DATASET CONTENT Block Start

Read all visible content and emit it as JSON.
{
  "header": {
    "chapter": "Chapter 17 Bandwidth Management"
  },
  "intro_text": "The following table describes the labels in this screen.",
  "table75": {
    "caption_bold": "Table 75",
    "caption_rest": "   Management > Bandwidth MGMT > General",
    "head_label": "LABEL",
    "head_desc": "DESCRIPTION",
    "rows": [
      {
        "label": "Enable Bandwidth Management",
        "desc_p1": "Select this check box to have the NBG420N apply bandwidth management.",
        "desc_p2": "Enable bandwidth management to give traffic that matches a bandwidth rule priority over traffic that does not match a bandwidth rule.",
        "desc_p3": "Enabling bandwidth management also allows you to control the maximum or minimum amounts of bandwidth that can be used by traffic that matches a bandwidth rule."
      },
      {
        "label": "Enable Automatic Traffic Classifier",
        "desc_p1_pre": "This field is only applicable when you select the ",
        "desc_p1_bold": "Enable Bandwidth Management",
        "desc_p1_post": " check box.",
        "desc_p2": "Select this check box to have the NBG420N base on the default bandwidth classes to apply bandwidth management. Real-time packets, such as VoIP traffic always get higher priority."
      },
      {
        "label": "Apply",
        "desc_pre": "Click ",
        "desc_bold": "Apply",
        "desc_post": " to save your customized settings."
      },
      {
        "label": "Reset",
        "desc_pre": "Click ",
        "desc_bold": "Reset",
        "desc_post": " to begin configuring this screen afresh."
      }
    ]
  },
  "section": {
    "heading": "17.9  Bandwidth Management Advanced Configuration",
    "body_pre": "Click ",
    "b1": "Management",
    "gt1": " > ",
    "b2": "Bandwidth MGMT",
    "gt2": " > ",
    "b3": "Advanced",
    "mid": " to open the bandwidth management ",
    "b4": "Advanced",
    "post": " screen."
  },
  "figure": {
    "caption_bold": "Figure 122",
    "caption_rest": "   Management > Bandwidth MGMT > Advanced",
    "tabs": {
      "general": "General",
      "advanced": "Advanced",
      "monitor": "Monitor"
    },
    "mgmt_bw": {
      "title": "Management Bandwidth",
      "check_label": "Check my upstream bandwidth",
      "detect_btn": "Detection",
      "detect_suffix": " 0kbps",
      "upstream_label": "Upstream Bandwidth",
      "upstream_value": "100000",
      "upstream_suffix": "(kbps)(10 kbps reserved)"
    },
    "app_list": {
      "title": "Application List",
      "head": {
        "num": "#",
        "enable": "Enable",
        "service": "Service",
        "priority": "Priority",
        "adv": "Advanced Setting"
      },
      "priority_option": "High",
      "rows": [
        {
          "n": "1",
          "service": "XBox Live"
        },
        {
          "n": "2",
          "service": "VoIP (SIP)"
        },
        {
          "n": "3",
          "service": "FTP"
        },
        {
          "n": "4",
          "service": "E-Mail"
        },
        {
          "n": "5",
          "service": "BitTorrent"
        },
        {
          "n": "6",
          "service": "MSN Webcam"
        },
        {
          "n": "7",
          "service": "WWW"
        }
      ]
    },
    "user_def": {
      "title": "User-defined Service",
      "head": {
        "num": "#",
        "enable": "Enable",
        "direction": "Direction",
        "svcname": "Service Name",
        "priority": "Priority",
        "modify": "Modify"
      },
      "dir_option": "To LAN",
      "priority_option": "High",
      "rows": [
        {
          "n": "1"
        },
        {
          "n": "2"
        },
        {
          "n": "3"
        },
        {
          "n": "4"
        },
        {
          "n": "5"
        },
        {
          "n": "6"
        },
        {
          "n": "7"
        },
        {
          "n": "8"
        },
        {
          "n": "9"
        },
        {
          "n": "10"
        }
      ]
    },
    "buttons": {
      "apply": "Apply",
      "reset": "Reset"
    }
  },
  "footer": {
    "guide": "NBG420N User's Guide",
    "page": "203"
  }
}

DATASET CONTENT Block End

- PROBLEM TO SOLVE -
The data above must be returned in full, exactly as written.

- RESPONSE FOR THIS EXERCISE -
Read all visible content and emit it as JSON.
{
  "header": {
    "chapter": "Chapter 17 Bandwidth Management"
  },
  "intro_text": "The following table describes the labels in this screen.",
  "table75": {
    "caption_bold": "Table 75",
    "caption_rest": "   Management > Bandwidth MGMT > General",
    "head_label": "LABEL",
    "head_desc": "DESCRIPTION",
    "rows": [
      {
        "label": "Enable Bandwidth Management",
        "desc_p1": "Select this check box to have the NBG420N apply bandwidth management.",
        "desc_p2": "Enable bandwidth management to give traffic that matches a bandwidth rule priority over traffic that does not match a bandwidth rule.",
        "desc_p3": "Enabling bandwidth management also allows you to control the maximum or minimum amounts of bandwidth that can be used by traffic that matches a bandwidth rule."
      },
      {
        "label": "Enable Automatic Traffic Classifier",
        "desc_p1_pre": "This field is only applicable when you select the ",
        "desc_p1_bold": "Enable Bandwidth Management",
        "desc_p1_post": " check box.",
        "desc_p2": "Select this check box to have the NBG420N base on the default bandwidth classes to apply bandwidth management. Real-time packets, such as VoIP traffic always get higher priority."
      },
      {
        "label": "Apply",
        "desc_pre": "Click ",
        "desc_bold": "Apply",
        "desc_post": " to save your customized settings."
      },
      {
        "label": "Reset",
        "desc_pre": "Click ",
        "desc_bold": "Reset",
        "desc_post": " to begin configuring this screen afresh."
      }
    ]
  },
  "section": {
    "heading": "17.9  Bandwidth Management Advanced Configuration",
    "body_pre": "Click ",
    "b1": "Management",
    "gt1": " > ",
    "b2": "Bandwidth MGMT",
    "gt2": " > ",
    "b3": "Advanced",
    "mid": " to open the bandwidth management ",
    "b4": "Advanced",
    "post": " screen."
  },
  "figure": {
    "caption_bold": "Figure 122",
    "caption_rest": "   Management > Bandwidth MGMT > Advanced",
    "tabs": {
      "general": "General",
      "advanced": "Advanced",
      "monitor": "Monitor"
    },
    "mgmt_bw": {
      "title": "Management Bandwidth",
      "check_label": "Check my upstream bandwidth",
      "detect_btn": "Detection",
      "detect_suffix": " 0kbps",
      "upstream_label": "Upstream Bandwidth",
      "upstream_value": "100000",
      "upstream_suffix": "(kbps)(10 kbps reserved)"
    },
    "app_list": {
      "title": "Application List",
      "head": {
        "num": "#",
        "enable": "Enable",
        "service": "Service",
        "priority": "Priority",
        "adv": "Advanced Setting"
      },
      "priority_option": "High",
      "rows": [
        {
          "n": "1",
          "service": "XBox Live"
        },
        {
          "n": "2",
          "service": "VoIP (SIP)"
        },
        {
          "n": "3",
          "service": "FTP"
        },
        {
          "n": "4",
          "service": "E-Mail"
        },
        {
          "n": "5",
          "service": "BitTorrent"
        },
        {
          "n": "6",
          "service": "MSN Webcam"
        },
        {
          "n": "7",
          "service": "WWW"
        }
      ]
    },
    "user_def": {
      "title": "User-defined Service",
      "head": {
        "num": "#",
        "enable": "Enable",
        "direction": "Direction",
        "svcname": "Service Name",
        "priority": "Priority",
        "modify": "Modify"
      },
      "dir_option": "To LAN",
      "priority_option": "High",
      "rows": [
        {
          "n": "1"
        },
        {
          "n": "2"
        },
        {
          "n": "3"
        },
        {
          "n": "4"
        },
        {
          "n": "5"
        },
        {
          "n": "6"
        },
        {
          "n": "7"
        },
        {
          "n": "8"
        },
        {
          "n": "9"
        },
        {
          "n": "10"
        }
      ]
    },
    "buttons": {
      "apply": "Apply",
      "reset": "Reset"
    }
  },
  "footer": {
    "guide": "NBG420N User's Guide",
    "page": "203"
  }
}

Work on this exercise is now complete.